130 under the name Colonia Aelia Hadriana Augusta Iconiensium.
Severus afterwards relented, and, rebuilding a large portion of the town, gave it the name of Augusta Antonina.
It was never made a colonia, though veterans of the Praetorian guard and of the eighth (Augusta) and ninth legions were settled there by Vespasian, who belonged to a Reatine family and was born in the neighbourhood.
Pompeia, probably founded by Pompeius Strabo (consul 89 B.C.) when he constructed the road from Aquae Statiellae (Acqui) to Augusta Taurinorum (Turin).
The Historia Augusta, which includes the lives of the emperors from Hadrian to Numerianus (117-284), is the work of six writers, four of whom wrote under Diocletian and two under Constantine.
Settling in Augusta, Maine, in 1854, he became editor of the Kennebec Journal, and subsequently of the Portland Advertiser.
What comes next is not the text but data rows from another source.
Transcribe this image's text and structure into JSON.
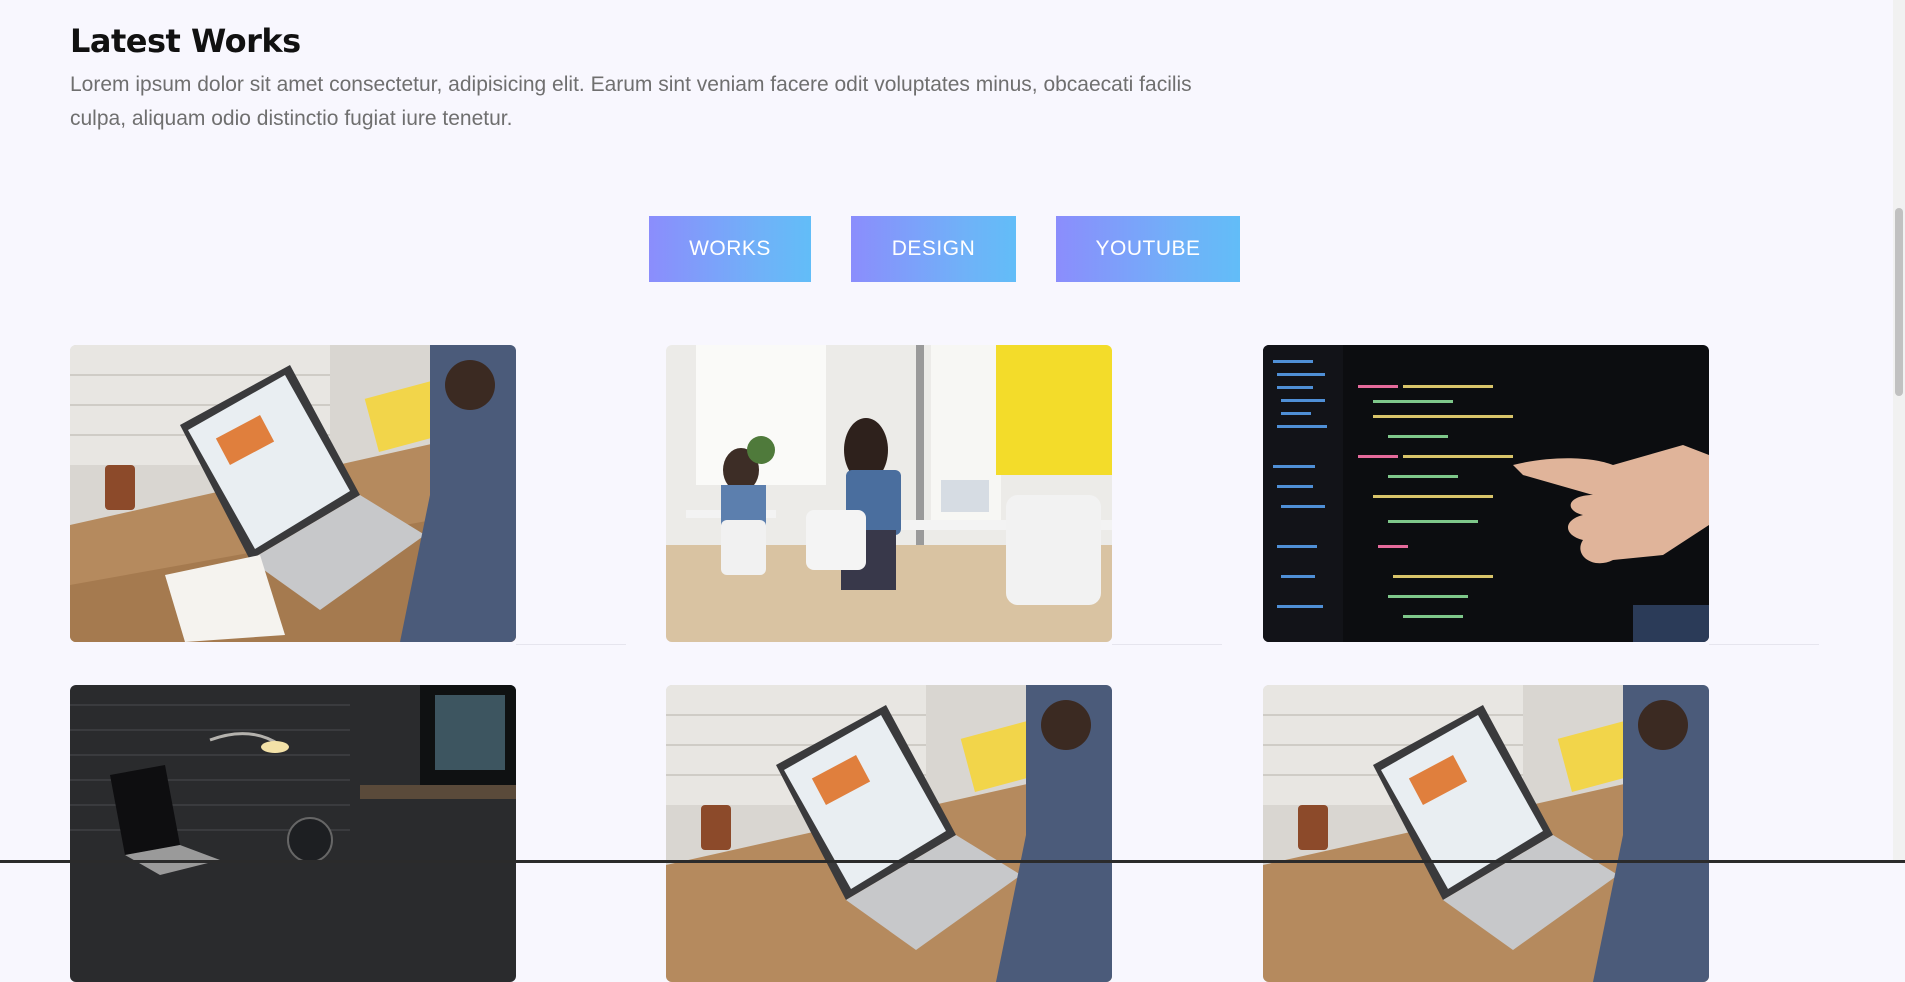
{
  "section": {
    "title": "Latest Works",
    "description": "Lorem ipsum dolor sit amet consectetur, adipisicing elit. Earum sint veniam facere odit voluptates minus, obcaecati facilis culpa, aliquam odio distinctio fugiat iure tenetur."
  },
  "filters": [
    {
      "label": "WORKS"
    },
    {
      "label": "DESIGN"
    },
    {
      "label": "YOUTUBE"
    }
  ],
  "colors": {
    "button_gradient_start": "#8b8dfc",
    "button_gradient_end": "#62bdf8",
    "background": "#f8f7fe"
  },
  "works": [
    {
      "image": "laptop-desk-photo"
    },
    {
      "image": "office-women-photo"
    },
    {
      "image": "code-screen-photo"
    },
    {
      "image": "dark-laptop-photo"
    },
    {
      "image": "laptop-desk-photo"
    },
    {
      "image": "laptop-desk-photo"
    }
  ]
}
1796), Henry and William, and two daughters, Wilhelmina, wife of William of Orange, afterwards William king of the Netherlands, and Augusta, wife of William II., elector of Hesse.
In the same spirit, he established a new shrine of Vesta Augusta within the palace, a private cult at first, but destined to be a serious rival of the ancient worship in the forum.
The most important and best-known rivers are the Amberno, in the north, discharging by a wide delta at Point d'Urville; the Kaiserin Augusta, which, rising in the Charles Louis range, and entering the Pacific near Cape della Torre, is navigable by ocean steamers for 180 m.; the Ottilien, a river of great length, which discharges into the sea a short distance south of the last named; and the Mambare, navigable by steam-launch for 50 m.
It is to this that Lord Byron alludes in his Epistle to Augusta:- " A strange doom is thy father's son's, and past Recalling as it lies beyond redress, Reversed for him our grandsire's fate of yore, He had no rest at sea, nor I on shore."
A new road, the Via Claudia Augusta, was constructed by the emperor Claudius from Altinum to the Danube, a distance of 350 m., apparently by way of the Lake of Constance.
After his death in 1751 his widow, Princess Augusta of Saxe-Gotha, showed great interest in their scientific development, and in 1759 engaged William Aiton to establish a Physic Garden.